The First Goodbye

POSTED ON 15/03/2016

The First Goodbye

There’s a feeling you get when something big is about to happen. It’s that out-of-body experience where you are almost watching everything from a distance. You’ve gotten yourself there, but you aren’t sure how. Your heart is beating too fast even though your eyes seem to be taking things in too slow. Your stomach is a bit off. You’re smiling, you’re talking, but you aren’t quite hearing. I’ve had this feeling at all the big events in my life — my wedding, every time I went into labor, when I moved to California, my mother’s funeral. It’s the good with the bad. It’s the milestones.

Today I felt this way as I watched my firstborn board the bus to Outdoor Ed. Growing up in Boston, we had no such thing. A bunch of fifth graders off for a week in the woods, no parents allowed and no phone calls home. High school counselors taking care of kids from different schools brought together to kiss banana slugs and hike the hills. Botanists who all play multiple instruments and jam every night around the campfire. Sounds about as Caliornian as you can get. And it is a Californian rite of passage, one my husband went through at the very same camp when he was in fifth grade. It’s an amazing opportunity. My son was beyond excited to go, and I was excited for him.

So why was it so hard to watch him leave?

As parents, we spend our whole lives teaching our kids to be independent. We teach them to walk. We teach them to talk. We teach them to use utensils while eating (although all of my kids are still working on that one). We teach them to study, to ride bikes, to dream. We teach them to brush their own teeth, make their own beds, run their own showers. We celebrate their independence. This is the goal, after all: raise them to be good humans to unleash on the world. So we teach them to strike out on their own, make a difference, make their mark.

Then why do I want to climb in the bus and plop him on my lap for the ride?

It’s the great contradiction. As much as we are teaching our kids to be their own people, we are doing it within the bubble of our own home. We are there to pick them up when they fall. We reach those back teeth they can’t be relied on to brush. We soothe their nightmares, feed their dreams, wipe away their sorrows as reliably as we wipe their noses.

But when they board a bus on Monday, and you know you won’t see or hear from them until Friday, the truth of all this work finally hits you. They really are going to leave some day. And it’s going to be sooner rather than later.

My son is 11. If I do my job right, he’ll be off to college at 18. That leaves us only 7 years together, day in and day out. Sure, he’ll be able to call me every day when he is at college, but he won’t. He shouldn’t. (Yes, I am being noble — my innermost heart is screaming but he better as I type these words). If I do my job right, he won’t need me every day. But the hard thing is, that as his mother, I will always need him.

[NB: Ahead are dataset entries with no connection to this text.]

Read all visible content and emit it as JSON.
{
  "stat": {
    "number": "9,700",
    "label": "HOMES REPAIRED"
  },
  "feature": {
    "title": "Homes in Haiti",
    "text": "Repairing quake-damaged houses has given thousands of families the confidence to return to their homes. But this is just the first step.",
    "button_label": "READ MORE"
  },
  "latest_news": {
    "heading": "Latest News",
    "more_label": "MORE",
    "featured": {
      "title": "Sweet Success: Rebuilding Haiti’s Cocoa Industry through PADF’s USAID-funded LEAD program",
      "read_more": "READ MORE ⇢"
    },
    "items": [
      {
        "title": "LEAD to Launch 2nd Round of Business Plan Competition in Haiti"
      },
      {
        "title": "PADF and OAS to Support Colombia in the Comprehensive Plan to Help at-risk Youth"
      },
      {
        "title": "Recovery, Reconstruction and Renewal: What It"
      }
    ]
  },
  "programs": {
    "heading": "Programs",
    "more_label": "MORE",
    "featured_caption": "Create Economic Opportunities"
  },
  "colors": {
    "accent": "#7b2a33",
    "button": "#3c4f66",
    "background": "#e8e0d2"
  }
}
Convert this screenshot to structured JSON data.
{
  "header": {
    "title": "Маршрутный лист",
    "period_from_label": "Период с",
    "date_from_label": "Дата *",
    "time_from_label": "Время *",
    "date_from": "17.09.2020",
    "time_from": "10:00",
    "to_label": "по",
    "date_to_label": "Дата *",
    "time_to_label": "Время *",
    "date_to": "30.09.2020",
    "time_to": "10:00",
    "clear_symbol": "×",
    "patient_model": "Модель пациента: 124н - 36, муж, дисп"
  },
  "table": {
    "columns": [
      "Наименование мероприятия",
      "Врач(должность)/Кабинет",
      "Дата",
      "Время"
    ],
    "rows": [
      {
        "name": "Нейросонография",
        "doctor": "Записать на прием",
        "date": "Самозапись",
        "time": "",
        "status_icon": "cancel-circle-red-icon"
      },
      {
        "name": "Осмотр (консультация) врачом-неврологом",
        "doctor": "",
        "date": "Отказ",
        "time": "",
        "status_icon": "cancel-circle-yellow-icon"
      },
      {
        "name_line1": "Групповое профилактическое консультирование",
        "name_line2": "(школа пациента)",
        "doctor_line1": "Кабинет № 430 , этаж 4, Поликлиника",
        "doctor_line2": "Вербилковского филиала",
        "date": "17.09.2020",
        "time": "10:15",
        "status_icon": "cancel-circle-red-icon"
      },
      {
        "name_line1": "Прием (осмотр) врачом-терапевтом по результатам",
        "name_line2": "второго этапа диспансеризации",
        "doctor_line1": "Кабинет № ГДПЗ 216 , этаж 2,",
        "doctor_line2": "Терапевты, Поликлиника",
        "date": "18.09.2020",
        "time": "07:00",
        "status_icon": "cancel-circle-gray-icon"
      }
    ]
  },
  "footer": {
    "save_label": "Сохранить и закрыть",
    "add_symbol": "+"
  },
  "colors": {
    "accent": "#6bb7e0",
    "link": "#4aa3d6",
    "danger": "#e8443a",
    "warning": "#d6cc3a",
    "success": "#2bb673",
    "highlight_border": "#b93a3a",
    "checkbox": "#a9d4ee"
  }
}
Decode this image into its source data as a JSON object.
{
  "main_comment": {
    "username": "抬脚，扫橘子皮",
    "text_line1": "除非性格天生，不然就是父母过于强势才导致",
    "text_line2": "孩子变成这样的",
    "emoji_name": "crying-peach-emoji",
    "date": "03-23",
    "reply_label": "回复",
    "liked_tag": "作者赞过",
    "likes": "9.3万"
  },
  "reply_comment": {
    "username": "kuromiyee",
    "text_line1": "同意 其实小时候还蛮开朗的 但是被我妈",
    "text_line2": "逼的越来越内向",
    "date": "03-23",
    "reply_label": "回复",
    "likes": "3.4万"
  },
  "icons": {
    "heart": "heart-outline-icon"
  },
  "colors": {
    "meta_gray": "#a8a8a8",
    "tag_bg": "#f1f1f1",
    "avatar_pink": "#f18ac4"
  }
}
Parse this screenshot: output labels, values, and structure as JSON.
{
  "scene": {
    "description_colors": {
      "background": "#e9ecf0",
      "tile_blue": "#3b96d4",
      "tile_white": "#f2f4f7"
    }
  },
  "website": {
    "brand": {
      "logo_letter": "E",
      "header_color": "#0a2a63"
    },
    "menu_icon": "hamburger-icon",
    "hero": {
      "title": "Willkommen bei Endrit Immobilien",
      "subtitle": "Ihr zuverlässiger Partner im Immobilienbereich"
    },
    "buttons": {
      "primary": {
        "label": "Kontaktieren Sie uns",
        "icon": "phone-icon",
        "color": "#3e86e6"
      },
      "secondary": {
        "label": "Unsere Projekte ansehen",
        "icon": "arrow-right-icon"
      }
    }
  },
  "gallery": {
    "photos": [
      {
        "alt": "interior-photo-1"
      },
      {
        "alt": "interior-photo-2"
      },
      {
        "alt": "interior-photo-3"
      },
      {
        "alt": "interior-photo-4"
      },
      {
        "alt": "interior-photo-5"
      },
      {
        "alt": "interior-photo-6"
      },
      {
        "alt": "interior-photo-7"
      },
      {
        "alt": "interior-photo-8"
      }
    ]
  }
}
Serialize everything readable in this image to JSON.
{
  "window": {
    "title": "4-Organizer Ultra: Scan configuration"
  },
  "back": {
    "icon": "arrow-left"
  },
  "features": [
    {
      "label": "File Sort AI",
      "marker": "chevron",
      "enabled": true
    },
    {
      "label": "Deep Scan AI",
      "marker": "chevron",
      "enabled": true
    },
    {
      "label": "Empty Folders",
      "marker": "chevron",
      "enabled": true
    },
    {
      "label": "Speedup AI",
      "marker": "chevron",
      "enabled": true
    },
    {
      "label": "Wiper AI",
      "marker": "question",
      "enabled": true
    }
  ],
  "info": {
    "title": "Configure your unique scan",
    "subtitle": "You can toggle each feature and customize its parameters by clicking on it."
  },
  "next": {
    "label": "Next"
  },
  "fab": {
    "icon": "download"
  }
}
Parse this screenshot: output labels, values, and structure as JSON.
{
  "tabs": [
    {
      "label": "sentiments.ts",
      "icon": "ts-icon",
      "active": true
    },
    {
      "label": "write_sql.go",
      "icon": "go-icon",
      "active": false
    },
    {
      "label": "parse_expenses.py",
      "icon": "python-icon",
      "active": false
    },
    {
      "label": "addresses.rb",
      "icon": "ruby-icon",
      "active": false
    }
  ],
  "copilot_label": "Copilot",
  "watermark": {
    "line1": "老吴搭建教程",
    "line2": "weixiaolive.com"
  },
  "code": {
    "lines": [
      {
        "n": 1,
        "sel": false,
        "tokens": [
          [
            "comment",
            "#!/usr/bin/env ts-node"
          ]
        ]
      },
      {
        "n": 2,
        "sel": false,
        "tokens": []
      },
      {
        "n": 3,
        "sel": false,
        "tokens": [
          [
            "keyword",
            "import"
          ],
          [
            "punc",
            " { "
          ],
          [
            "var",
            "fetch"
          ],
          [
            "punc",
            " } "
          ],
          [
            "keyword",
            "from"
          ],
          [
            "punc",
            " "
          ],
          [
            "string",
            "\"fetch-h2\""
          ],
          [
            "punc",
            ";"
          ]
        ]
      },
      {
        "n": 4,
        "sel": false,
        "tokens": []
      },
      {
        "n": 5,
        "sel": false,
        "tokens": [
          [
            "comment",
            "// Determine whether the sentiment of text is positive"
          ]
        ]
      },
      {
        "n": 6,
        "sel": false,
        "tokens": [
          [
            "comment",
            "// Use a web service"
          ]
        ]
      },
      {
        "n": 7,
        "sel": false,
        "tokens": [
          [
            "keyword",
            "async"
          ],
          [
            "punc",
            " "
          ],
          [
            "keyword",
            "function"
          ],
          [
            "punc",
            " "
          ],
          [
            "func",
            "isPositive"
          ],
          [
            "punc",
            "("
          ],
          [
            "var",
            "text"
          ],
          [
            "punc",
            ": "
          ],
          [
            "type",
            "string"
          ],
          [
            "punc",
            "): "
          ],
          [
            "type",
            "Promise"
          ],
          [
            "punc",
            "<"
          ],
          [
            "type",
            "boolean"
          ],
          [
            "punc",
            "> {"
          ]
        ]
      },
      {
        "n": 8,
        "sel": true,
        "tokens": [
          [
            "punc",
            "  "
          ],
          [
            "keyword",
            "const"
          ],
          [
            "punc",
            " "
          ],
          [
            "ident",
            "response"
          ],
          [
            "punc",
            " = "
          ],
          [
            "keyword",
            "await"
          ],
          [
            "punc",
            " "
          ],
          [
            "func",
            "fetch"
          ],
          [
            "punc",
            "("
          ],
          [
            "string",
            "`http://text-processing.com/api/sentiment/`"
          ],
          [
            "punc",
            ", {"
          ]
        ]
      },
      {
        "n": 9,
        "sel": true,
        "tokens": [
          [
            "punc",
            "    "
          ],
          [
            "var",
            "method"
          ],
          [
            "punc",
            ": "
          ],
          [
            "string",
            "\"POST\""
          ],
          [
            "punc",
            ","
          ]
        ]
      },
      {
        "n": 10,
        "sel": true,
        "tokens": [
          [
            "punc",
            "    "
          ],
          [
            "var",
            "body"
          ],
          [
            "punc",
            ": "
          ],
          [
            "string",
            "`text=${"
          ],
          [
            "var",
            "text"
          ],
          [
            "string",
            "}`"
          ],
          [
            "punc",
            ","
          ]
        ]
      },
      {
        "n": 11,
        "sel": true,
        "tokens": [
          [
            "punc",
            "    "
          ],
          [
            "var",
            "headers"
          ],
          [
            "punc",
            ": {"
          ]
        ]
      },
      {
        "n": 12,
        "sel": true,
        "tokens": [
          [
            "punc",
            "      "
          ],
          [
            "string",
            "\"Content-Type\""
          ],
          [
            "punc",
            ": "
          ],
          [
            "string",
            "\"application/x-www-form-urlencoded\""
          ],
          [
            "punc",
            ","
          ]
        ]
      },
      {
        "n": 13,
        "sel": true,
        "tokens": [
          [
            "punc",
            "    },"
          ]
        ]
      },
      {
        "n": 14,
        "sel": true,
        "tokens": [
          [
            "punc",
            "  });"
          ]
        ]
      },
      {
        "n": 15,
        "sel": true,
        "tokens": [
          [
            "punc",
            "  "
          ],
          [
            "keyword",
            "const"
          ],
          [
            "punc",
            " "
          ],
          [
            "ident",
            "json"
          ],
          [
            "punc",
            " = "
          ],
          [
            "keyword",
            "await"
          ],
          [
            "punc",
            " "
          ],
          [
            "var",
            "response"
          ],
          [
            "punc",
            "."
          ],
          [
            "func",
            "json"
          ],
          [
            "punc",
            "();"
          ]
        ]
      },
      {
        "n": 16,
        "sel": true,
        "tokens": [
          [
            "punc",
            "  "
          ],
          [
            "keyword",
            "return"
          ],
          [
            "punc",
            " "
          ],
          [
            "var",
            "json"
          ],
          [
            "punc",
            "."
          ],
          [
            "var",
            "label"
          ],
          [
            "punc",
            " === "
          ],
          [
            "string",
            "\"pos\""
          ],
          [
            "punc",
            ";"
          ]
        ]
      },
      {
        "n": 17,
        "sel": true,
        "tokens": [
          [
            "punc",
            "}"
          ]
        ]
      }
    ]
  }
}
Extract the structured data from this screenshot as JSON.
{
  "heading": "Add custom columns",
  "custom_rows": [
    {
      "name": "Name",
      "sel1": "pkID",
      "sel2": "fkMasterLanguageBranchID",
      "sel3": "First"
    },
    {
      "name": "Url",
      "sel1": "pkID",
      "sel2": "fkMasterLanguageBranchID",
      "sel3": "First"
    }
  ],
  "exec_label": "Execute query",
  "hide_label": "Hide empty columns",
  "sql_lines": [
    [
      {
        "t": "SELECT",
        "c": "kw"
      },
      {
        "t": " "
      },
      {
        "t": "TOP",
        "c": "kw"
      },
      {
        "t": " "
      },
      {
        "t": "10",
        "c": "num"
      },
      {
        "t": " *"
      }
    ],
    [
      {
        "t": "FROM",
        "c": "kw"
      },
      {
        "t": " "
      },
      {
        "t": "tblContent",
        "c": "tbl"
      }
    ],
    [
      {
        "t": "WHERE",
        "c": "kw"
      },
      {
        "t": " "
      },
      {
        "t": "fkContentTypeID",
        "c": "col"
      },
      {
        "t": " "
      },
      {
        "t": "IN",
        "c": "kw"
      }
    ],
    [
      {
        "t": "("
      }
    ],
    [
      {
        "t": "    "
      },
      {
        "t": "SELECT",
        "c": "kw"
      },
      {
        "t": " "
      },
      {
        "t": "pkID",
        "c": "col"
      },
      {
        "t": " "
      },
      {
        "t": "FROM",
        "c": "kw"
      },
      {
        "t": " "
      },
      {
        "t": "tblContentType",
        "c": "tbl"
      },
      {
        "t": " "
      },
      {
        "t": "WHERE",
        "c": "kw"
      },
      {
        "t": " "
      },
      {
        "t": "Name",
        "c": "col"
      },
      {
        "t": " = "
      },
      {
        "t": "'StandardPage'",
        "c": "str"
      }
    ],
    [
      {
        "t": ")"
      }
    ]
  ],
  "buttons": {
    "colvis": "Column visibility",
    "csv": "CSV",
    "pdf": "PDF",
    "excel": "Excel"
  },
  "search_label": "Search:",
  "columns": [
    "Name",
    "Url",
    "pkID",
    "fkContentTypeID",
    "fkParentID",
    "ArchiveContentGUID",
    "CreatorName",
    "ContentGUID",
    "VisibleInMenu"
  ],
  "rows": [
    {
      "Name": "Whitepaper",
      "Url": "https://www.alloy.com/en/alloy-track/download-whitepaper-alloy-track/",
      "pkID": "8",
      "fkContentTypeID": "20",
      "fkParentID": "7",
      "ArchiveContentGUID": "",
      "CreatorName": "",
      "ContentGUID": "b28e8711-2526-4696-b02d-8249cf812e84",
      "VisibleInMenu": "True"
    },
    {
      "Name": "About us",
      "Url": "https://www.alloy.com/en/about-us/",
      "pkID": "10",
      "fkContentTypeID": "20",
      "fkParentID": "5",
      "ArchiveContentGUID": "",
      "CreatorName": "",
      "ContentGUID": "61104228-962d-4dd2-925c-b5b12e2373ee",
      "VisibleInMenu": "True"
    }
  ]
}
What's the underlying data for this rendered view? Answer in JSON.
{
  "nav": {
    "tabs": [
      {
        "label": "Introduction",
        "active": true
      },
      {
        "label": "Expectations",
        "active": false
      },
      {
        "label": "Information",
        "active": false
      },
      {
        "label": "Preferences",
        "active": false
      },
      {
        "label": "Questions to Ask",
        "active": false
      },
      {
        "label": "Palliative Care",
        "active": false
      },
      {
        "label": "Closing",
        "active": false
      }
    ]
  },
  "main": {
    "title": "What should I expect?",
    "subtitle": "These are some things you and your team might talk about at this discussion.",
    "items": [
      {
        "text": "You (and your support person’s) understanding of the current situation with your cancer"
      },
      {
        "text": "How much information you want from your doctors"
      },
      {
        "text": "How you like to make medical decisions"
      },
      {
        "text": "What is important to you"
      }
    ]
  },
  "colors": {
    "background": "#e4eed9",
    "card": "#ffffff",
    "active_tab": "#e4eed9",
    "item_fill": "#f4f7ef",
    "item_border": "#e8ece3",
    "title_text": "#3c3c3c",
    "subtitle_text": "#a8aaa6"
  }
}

When you have kids, they become your oxygen. They are the best love song you ever heard. They are your bedtime story come to life. As you go about your day there is always a part of you that wonders what they are doing, where they are. If a siren rings in the distance, there is always a tiny part of you that wants instant reassurances that they are alright. When you have kids, they become your life. And ironically the mission of this life is to help them go out there and not need you anymore. And that all starts with the first goodbye.

When I was a college sophomore I called my parents and asked them to come visit for the weekend. There was a long pause and then my mother said in a matter-of-fact tone, “Yes, we will. And I am so glad you like us again.”

She never worried about me going away because she knew I would always come back. I was her third child, not her first pancake, so to speak, so she knew the rythmns of motherhood, the dance that is growing up. My adolescent rebellions were easy enough for her to follow. But I’m not so confident of a dance partner.

My dad is 87. I am 45. I talk to him every day despite the 3000 miles and multiple time zones between us. When I told him how I felt tonight he said not to worry, he said that no doubt my son was thinking about me too. They always do, he told me. Don’t worry. They’ll never fully leave you. And I guess that’s true. And I have the phone records to prove it.

I know the years ahead will be rough. This first goodbye will lead to so many more — mornings sleeping in rather than having breakfast together, parties late at night rather than family movies on the couch, drivers licenses, senior trips, girlfriends, the list goes on and on. I’m sure I’ll get this sick feeling every time he walks out that door.

But I’ll just have to know I’m helping him say hello to the world. And I’ll hold on to the fact that even if sometimes he says goodbye to me, his heart is always saying hello. And mine is here waiting, echoing all that love back.